Ukrainian Churches and Their Choirs
The long tradition of choral singing in Canada’s Ukrainian community stretches back to the earliest choirs in Ukraine that were found in monasteries and the princely courts. Especially in the early decades of immigration, conductors who were graduates of Ukrainian musical schools served as church cantors across the prairies, later establishing choirs that sang for religious services as well as secular concerts. This display explores Ukrainian choral music and the choirs performing it in western Canada.
The 1952 Master Farm Family:
John and Mary Skrypitsky
In 1952, John and Mary Skrypitsky were one of five Master Farm Families selected from the more than 90,000 farmers in Alberta. In the opinion of the regional and provincial committees who evaluated eighty-seven factors related to farm operations, farm life, community work, and business management, the Skrypitskys provided “a practical demonstration of how a family can achieve success in farming and live with others in the community.” Just as important to John as the committees’ opinion was that his neighbours had nominated him for the award. He simply said, “It is an honour money can’t buy.”
Women’s Faces, Women’s Places
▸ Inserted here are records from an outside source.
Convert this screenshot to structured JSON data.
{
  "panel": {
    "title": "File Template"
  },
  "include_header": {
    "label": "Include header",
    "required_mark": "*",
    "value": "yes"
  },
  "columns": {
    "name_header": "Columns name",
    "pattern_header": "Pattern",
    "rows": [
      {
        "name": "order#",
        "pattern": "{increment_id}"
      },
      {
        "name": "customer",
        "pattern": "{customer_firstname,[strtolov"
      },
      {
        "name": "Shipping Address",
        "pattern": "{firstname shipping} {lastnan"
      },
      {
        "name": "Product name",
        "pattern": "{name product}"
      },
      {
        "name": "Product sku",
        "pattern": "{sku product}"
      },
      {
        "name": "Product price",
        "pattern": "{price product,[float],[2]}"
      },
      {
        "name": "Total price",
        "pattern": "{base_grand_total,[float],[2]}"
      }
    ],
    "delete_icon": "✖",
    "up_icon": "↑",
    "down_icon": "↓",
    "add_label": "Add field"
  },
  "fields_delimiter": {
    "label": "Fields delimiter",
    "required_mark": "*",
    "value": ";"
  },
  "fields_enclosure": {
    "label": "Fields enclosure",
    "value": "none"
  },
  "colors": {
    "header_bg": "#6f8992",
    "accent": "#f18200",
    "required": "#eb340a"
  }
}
Ukrainian family matriarchs are remembered for their physical and moral strength, as well as for their preservation of culture and religion within their family units. As pioneers, these women worked alongside their husbands to clear the land, uprooting stumps and seeding the first acres of crops and gardens. At the same time, they also remained the primary caregivers within their families, relying on natural remedies and healing instincts in the absence of accessible medical care; the folk poets, who passed on to their children stories of days gone by and life their native land; and keepers of the families’ religious heritage and cultural traditions.. This display honours these pioneer women, who had the courage and determination to endure through difficult times.
Peter Lipinski: Large and Small Canvases
Peter Lipinski (1888–1975) is credited with having produced possibly more religious works of art than any other painter in Canada. He trained as an iconographer in Galicia and emigrated to Canada prior to World War I. After settling in Edmonton, he began to receive commissions and his work can be found in Ukrainian Catholic, Ukrainian Orthodox, Russo‐Orthodox, and Polish Roman Catholic churches across western Canada. In Alberta alone, he painted the interiors of some forty‐five churches.
Philip Pawluk: Pioneer Carpenter
Prior to emigrating in 1908, Philip Pawluk (1879-1965) had apprenticed to a cabinet maker in his native village. Once in Canada, he combined woodworking with artistic skills to become a respected church carpenter, whose work is recognized in churches across east central Alberta.
Ukrainian born Vasyl Zalucky, an iconographer and art professor from Edmonton, painted the iconostasis for St. John the Baptist Ukrainian Catholic Church (Rycroft) in 1957. The unique style of the iconostasis combines traditional iconography from the post-war era with Ukrainian folk art elements. When the church closed in 2016, the iconostasis was transferred to the Basilian Fathers Museum.